The May non-farm payroll was 138,000 new employees minus 66,000 in revisions.  In the past 12 months, the average monthly gain in employment was 186,000. Employment growth is decelerating.

Monthly NFP prints are normally volatile. Since the 1990s, NFP prints near 300,000 have been followed by ones near or under 100,000. That has been a pattern during every bull market; NFP was negative in 1993, 1995, 1996 and 1997. The low print of 50,000 this March, 86,000 in March 2015 and 43,000 in May 2016 fit the historical pattern. This is normal, not unusual or unexpected.


Thursday, June 1, 2017

Using Breadth To Anticipate Market Inflection Points

Summary:  When equity indices move higher, you will often hear commentators suggest the rise is suspect because leadership is narrow. "Breadth is lagging," "small caps are lagging," "breadth is diverging" or "the indices are lying because the average stock is underperforming" are common warnings.

It's conventional wisdom that new highs in the stock market should be confirmed by "healthy breadth." In other words, you want to see a large number of stocks in uptrends as the index price moves higher.

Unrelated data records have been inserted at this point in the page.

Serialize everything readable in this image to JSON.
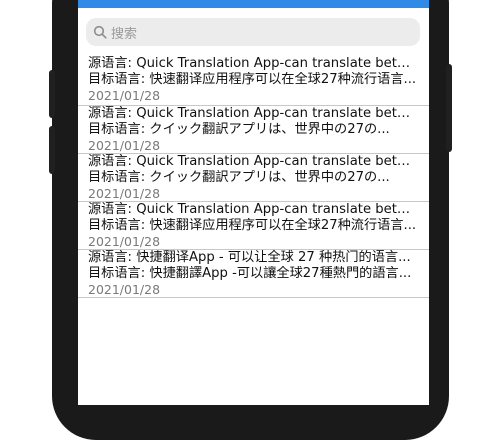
{
  "search": {
    "placeholder": "搜索"
  },
  "items": [
    {
      "source": "源语言: Quick Translation App-can translate between...",
      "target": "目标语言: 快速翻译应用程序可以在全球27种流行语言...",
      "date": "2021/01/28"
    },
    {
      "source": "源语言: Quick Translation App-can translate between...",
      "target": "目标语言: クイック翻訳アプリは、世界中の27の...",
      "date": "2021/01/28"
    },
    {
      "source": "源语言: Quick Translation App-can translate between...",
      "target": "目标语言: クイック翻訳アプリは、世界中の27の...",
      "date": "2021/01/28"
    },
    {
      "source": "源语言: Quick Translation App-can translate between...",
      "target": "目标语言: 快速翻译应用程序可以在全球27种流行语言...",
      "date": "2021/01/28"
    },
    {
      "source": "源语言: 快捷翻译App - 可以让全球 27 种热门的语言...",
      "target": "目标语言: 快捷翻譯App -可以讓全球27種熱門的語言...",
      "date": "2021/01/28"
    }
  ],
  "colors": {
    "accent": "#2f8be6",
    "phone_frame": "#1a1a1a"
  }
}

Similarly, small cap stocks should outperform the relatively fewer number of large cap stocks as breadth broadens.

All of this sounds intuitively correct: a broader foundation should equal a more solid market. Conversely, a narrowing market should be a warning of a likely market top. This is how most pundits use breadth to anticipate market inflection points.

But there are two problems with this view on breadth.

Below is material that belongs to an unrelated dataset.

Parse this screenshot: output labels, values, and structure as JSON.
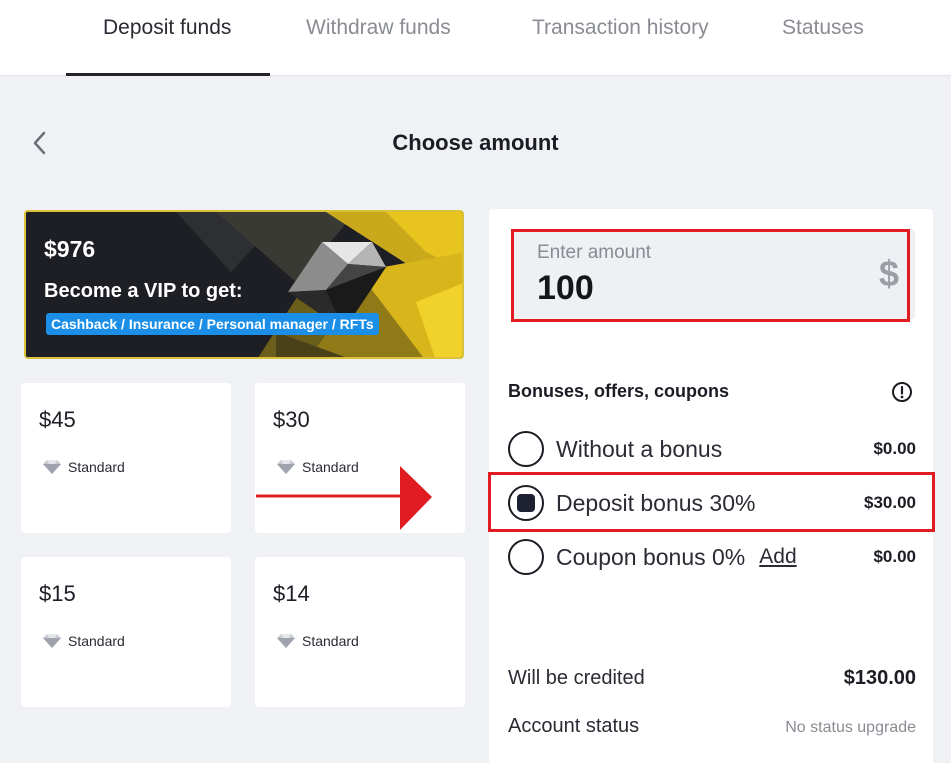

Most importantly, the conventional wisdom about "healthy breadth" being critical for future stock market returns is empirically false. Indices have typically been driven higher based on a small number of stocks contributing disproportionately large gains. Over the past 20 years, just 4% of stocks have typically accounted for almost 70% of annual gains in the SPX.

Moreover, most market drops over the past 15 years, including those with declines of more than 10% or 20%, have started when 80-90% of stocks have been in an uptrend. In fact, over the past 5 years, the SPX has gained more than 3 times as much over the following month when breadth was weak compared to when breadth was "healthy." Risk/reward has been more than twice as favorable when breadth has been weak as when it was healthy. The conventional wisdom on breadth and future market returns has been exactly wrong.

The second problem is that stock pundits' views on breadth conflict with their views on investor sentiment.  Important market tops are defined by excessive investor bullishness: "everyone" is a bull by the end of a bull market. But think about what this means for breadth: if investors are bullish, they should be less selective about which stocks they own. They should seek to own the riskiest, highest beta stocks in the market. This means that market tops should be defined by broad, not narrow, breadth. By the time breadth is "healthy", investors are overwhelmingly bullish and the market tops.

No single indicator is sufficient in assessing market inflection points. Using breadth has serious drawbacks.  But this post suggests a far more logical and useful methodology for using breadth to anticipate market inflection points than "lagging breadth," "breadth divergences, " or outperformance by small caps stocks.

* * *

It's conventional wisdom that new highs in the stock market should be confirmed by "healthy breadth." In other words, you want to see a large number of stocks in an uptrend, trading above their moving averages, as the index price moves higher.

Yet, consider the following:
At the October 2007 peak in the stock market, almost 85% of stocks were above their 50-dma. The index dropped 10% in the next month and 50% in the next year. 
In April 2010, almost 95% of stocks were above their 50-dma and 200-dma. The index dropped 15% in the next two months. 
In May 2011, 80% of stocks were above their 50-dma and more than 90% above their 200-dma. Just three months later, the index was 20% lower and feared to be in a new bear market. 
These are not isolated examples where breadth was considered "healthy" and the index was near a significant top. Others are highlighted below. In the past 15 years, almost every significant market drop was preceded by an overwhelming majority of stocks in the SPX being in an uptrend. An exception was the initial 10% fall in August 2015. Enlarge any chart by clicking on it.